Carol had arranged to visit her friend at Camber , on the coast between Rye and Dungeness . Always looking for brownie points , I offered to run her down , and , as it was close to Dunge , I put my gear in the back .
We arrived earlier than expected , so had a quick look around part of Rye Harbour Nature Reserve . We walked to the first hide , the pathside very colourful with Viper's Bugloss , Yellow Horned Poppies and Everlasting Pea all in flower .The scrape in front of the hide held just a few Avocets , both adults and well grown juveniles , now fending for themselves . A couple of Oystercatchers and a pair of Ring Plovers , pictured , were the only other birds seen . Walking back to the car , a Black-headed Gull followed us overhead , and it definitely looked as if it was taking aim . I dropped Carol off at her friend's house , and carried on to Dungeness RSPB Reserve , arriving about 1030 , and it was already very warm . Phil's mate was standing guard at the entrance , more of that later , but very little else was found along the track apart from the odd , Common Whitethroat , Reed and Sedge Warbler calling . It was the same on leaving the visitor centre apart from 3 Grey Herons squabbling with the BHGulls . The odd Reed Bunting , then a family of Great Crested Grebes passing by , in line astern . A splash of yellow around one of the small pits had me down on my knees checking Biting Stonecrop-Sedum acre . Just a bit further along the path , a splash of pink this time , Thrift-Armeria maritima . Just before Hookers Pit , tiny spots of pink amongst the grass and the large numbers of Burnet moths , one of my favourites , the delicate Grass Vetchling-Lathyrus nissolia , a member of the Pea family . As I walked around Hookers Pit , within a matter of seconds , I had sightings of Cuckoo and Bittern , both in flight . The Cuckoo was too quick to get on to , but I managed a distant shot with the 100mm lens of the Bittern , passing the middle pylon . The viewpoint was crowded with people hoping to see the Purple Herons , and the Visitor Centre had set up a sub Centre , with information , and of course , items for sale . I headed on , to find a smart male Linnet , calling

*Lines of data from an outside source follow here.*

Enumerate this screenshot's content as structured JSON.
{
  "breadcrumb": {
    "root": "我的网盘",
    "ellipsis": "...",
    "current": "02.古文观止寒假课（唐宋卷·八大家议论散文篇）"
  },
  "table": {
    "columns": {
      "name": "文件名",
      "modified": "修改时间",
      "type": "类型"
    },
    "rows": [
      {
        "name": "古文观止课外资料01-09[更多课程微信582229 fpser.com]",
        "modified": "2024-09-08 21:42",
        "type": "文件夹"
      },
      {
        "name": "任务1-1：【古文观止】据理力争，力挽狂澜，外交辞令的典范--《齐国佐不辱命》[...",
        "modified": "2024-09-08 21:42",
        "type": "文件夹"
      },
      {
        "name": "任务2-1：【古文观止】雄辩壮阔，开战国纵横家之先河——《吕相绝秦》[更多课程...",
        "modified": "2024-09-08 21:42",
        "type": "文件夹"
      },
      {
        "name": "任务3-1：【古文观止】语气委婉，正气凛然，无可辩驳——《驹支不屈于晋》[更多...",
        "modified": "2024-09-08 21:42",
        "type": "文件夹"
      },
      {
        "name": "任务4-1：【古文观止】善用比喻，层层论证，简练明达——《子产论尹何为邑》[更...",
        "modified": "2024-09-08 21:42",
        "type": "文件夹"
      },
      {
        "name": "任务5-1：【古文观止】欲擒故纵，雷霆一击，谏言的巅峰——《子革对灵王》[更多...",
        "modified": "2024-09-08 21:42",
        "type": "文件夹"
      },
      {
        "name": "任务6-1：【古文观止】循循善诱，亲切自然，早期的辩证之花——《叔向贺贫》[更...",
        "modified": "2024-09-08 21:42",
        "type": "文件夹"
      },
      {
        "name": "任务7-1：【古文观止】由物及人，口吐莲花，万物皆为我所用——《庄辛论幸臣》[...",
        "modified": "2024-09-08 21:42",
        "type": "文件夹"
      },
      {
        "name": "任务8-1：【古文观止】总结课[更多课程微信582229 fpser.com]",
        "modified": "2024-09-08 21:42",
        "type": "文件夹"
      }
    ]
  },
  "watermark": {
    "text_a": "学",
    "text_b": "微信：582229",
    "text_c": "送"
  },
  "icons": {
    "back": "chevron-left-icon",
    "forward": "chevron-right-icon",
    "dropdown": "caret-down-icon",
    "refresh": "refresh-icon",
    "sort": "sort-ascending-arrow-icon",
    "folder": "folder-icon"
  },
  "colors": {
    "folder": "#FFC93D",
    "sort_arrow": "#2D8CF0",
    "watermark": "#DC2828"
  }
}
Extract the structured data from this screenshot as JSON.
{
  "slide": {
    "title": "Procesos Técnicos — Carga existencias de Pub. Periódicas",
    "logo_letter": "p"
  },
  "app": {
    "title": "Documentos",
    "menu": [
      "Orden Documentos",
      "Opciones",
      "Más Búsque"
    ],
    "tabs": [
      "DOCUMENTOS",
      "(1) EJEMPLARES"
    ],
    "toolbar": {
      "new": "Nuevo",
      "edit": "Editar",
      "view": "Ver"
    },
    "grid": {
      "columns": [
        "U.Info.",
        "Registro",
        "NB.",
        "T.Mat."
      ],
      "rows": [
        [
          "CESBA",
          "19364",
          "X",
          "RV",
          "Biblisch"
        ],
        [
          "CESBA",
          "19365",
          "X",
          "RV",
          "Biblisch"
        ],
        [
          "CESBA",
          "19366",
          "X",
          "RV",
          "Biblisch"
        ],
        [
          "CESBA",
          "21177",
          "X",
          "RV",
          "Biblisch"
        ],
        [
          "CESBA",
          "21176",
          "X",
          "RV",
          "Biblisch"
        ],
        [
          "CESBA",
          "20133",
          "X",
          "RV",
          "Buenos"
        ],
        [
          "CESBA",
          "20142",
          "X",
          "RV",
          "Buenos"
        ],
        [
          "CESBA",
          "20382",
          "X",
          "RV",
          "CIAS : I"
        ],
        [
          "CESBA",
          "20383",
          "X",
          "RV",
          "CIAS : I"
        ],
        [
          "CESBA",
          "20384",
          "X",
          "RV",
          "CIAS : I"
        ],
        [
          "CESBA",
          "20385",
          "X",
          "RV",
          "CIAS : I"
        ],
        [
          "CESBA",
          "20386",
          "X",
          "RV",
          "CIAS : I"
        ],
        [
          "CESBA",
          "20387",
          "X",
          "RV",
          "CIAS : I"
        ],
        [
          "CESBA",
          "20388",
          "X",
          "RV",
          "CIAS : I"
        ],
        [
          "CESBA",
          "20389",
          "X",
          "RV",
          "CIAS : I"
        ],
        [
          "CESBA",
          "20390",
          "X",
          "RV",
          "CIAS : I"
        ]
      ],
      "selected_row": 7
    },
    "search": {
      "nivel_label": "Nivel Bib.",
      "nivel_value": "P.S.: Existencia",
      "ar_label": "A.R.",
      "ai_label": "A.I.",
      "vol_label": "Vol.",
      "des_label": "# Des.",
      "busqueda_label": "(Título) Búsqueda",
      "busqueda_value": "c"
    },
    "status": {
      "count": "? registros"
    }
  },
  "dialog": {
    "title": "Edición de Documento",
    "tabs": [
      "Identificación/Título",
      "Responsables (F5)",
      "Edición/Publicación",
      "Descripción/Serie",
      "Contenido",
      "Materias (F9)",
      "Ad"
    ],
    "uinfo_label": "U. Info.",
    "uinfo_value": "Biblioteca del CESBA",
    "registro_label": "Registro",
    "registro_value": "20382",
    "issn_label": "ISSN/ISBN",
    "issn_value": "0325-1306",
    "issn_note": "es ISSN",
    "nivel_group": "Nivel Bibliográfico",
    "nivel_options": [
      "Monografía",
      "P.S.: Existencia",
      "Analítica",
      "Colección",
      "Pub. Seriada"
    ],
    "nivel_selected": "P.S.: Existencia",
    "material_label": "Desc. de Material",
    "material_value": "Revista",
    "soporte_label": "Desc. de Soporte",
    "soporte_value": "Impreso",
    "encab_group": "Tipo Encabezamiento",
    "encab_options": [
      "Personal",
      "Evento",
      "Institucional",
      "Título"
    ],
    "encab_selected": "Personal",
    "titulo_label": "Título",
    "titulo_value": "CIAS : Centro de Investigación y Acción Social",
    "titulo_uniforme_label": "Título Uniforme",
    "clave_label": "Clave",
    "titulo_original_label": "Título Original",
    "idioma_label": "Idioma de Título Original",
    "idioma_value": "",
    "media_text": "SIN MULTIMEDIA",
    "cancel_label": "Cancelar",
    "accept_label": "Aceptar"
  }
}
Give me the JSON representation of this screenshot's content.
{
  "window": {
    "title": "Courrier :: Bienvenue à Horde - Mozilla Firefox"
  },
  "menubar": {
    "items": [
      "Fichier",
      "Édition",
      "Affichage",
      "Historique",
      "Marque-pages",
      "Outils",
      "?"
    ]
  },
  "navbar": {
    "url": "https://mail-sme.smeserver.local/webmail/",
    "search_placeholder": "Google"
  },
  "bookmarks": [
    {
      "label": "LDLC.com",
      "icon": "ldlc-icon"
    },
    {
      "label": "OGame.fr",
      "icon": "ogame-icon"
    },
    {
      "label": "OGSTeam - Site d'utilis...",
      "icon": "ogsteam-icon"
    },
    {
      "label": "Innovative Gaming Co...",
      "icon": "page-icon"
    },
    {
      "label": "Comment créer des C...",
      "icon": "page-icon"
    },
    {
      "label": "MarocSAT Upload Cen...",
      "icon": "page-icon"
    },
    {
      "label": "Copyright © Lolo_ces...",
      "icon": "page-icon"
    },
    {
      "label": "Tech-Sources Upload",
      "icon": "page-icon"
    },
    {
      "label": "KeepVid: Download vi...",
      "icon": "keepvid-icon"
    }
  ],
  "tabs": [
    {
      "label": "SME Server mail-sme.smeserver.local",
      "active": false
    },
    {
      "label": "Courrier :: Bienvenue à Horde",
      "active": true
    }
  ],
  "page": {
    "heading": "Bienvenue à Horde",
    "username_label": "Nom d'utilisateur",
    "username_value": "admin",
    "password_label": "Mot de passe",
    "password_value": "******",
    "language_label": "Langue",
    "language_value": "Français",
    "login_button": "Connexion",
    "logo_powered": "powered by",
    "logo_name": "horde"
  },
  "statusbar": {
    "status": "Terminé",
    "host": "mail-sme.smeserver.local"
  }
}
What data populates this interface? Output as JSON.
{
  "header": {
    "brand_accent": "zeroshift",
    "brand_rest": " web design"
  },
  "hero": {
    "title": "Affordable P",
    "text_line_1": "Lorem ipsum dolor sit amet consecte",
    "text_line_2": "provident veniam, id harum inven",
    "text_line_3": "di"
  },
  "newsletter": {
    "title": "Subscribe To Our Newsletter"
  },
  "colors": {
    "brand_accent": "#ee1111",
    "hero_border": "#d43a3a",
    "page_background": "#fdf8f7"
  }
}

from the top of a stand of Gorse . Then he flew off , and a couple of seconds later , a female landed in almost the same spot , that's life . Several Cinnabar moths were seen , but I watched this one searching all the vegetation , until she found a Ragwort plant . She immediately settled on the shaded side of the plant and remained motionless . I marked the spot and left her for a while . Ten minutes later I went back and she was gone , but on the underside of the Ragwort leaf , the food plant of the caterpillar , were 12 of her eggs .
Butterlfies were in very short supply , but Small Tortoiseshell , Red Admiral , Small Heath , Small Copper and Meadow Brown were recorded . Odonata did even worse , with a few Common Blue Damselflies , 4 Emperor Dragonflies and what looked like a very over mature female Hairy Dragonfly .
As I left to pick Carol up , Phil's mate was more active , but the Tree Sparrow , nesting in one of the holes in the triangle had a worried look on it's face .
More on the Kestrels Tuesday or Wednesday , if nothing of interest urns up whilst volunteering up on the Greensand Ridge .
1 hour ago